##### Given data #####

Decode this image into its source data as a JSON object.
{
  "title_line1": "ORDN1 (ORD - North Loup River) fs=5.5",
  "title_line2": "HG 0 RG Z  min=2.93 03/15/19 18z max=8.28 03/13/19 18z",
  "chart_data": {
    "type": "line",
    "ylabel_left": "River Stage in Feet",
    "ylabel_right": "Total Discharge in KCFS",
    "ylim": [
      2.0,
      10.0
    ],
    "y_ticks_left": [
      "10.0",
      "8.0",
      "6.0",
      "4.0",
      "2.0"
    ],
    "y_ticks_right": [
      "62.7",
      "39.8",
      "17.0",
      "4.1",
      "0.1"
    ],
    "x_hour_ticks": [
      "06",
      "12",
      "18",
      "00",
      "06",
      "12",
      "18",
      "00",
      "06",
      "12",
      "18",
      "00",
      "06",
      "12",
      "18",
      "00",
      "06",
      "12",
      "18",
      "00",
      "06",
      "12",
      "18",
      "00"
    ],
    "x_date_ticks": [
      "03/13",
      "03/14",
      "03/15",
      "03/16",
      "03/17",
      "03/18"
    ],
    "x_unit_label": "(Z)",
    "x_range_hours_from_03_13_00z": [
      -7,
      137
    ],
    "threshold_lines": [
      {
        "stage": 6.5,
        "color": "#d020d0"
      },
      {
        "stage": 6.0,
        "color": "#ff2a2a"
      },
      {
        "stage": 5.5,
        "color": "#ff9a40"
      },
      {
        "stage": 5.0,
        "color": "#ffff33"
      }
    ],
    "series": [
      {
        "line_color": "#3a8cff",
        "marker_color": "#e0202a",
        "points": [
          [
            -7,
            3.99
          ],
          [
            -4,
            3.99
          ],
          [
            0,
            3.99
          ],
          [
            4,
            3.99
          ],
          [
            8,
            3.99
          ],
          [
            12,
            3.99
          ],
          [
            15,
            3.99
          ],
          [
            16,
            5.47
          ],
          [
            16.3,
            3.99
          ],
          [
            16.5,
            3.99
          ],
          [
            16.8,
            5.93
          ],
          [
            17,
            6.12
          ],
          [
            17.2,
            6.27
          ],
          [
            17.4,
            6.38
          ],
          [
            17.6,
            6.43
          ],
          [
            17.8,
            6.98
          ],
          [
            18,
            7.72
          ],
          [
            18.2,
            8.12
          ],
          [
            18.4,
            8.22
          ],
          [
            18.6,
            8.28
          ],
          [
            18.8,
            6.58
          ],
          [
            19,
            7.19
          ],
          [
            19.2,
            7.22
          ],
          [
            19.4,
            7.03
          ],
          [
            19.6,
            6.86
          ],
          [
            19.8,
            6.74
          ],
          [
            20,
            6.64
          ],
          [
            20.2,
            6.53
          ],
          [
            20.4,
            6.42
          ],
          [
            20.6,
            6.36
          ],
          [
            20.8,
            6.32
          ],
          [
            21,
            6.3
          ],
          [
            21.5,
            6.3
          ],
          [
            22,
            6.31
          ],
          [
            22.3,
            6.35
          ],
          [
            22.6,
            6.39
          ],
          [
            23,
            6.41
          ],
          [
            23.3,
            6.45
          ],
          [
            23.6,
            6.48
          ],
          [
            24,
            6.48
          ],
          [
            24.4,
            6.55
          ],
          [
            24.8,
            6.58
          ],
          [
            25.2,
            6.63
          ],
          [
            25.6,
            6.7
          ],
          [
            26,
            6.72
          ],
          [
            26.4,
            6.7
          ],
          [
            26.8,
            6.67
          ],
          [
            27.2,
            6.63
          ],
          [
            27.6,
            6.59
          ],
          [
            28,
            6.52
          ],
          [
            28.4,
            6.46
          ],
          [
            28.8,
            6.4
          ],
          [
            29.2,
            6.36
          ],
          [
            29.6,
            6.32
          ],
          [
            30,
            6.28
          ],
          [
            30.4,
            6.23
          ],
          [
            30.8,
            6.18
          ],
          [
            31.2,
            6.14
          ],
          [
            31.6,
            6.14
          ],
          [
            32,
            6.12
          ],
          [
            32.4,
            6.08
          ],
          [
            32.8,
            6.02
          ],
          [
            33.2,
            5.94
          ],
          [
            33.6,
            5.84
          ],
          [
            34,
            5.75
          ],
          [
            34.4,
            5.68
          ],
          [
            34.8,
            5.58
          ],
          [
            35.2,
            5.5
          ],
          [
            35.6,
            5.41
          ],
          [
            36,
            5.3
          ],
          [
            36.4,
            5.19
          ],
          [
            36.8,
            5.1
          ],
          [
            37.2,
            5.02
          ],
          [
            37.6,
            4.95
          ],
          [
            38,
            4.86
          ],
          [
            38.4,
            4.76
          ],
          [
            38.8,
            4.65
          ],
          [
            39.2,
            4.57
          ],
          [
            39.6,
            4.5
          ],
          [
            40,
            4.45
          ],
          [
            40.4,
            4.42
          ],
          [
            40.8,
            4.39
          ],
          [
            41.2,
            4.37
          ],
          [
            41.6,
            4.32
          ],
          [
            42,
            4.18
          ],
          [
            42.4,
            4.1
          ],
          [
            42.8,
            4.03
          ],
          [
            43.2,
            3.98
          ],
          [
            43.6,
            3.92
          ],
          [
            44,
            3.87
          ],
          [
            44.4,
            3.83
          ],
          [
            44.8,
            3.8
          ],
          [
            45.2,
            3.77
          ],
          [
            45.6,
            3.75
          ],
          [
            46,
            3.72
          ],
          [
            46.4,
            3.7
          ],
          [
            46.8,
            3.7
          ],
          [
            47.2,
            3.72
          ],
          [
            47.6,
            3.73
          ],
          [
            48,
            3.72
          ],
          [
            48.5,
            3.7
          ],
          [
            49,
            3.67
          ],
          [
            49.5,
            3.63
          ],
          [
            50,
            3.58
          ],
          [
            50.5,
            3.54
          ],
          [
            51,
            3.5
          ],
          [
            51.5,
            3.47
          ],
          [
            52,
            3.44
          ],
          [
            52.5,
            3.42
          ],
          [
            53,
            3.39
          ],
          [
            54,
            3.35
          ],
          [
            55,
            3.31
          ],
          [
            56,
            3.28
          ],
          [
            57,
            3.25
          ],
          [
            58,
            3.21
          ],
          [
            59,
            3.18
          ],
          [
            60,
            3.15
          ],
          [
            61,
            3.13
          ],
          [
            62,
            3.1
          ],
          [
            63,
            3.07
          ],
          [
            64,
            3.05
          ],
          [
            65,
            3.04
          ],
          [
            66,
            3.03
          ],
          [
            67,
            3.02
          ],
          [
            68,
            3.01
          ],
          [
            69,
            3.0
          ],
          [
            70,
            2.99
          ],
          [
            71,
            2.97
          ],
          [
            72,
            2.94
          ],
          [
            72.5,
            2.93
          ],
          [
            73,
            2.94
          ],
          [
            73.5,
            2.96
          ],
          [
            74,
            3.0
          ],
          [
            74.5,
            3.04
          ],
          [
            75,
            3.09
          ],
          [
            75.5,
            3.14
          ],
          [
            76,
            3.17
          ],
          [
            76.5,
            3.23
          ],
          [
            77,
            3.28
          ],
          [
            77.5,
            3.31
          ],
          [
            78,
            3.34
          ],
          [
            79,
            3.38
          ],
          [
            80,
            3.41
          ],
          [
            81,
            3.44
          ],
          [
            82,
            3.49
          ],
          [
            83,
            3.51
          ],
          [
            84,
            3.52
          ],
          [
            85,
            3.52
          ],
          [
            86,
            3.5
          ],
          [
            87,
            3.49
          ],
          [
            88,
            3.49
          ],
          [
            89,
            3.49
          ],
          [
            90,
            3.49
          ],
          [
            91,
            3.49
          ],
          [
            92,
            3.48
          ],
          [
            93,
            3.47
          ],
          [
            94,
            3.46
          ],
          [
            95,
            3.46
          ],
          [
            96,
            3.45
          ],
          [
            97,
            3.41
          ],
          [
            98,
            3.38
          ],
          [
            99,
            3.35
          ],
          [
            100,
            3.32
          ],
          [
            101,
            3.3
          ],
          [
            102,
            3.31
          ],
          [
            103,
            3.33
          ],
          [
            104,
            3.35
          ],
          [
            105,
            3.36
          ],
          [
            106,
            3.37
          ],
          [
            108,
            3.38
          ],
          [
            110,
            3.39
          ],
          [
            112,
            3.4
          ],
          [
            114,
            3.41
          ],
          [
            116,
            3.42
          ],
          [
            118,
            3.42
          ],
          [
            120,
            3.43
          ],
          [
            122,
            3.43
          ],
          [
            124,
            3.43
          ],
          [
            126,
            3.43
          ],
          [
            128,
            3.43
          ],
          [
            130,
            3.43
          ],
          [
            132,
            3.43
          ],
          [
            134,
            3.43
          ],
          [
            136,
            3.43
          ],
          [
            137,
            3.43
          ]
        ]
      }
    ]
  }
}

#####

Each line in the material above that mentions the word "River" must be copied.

  "title_line1": "ORDN1 (ORD - North Loup River) fs=5.5",
    "ylabel_left": "River Stage in Feet",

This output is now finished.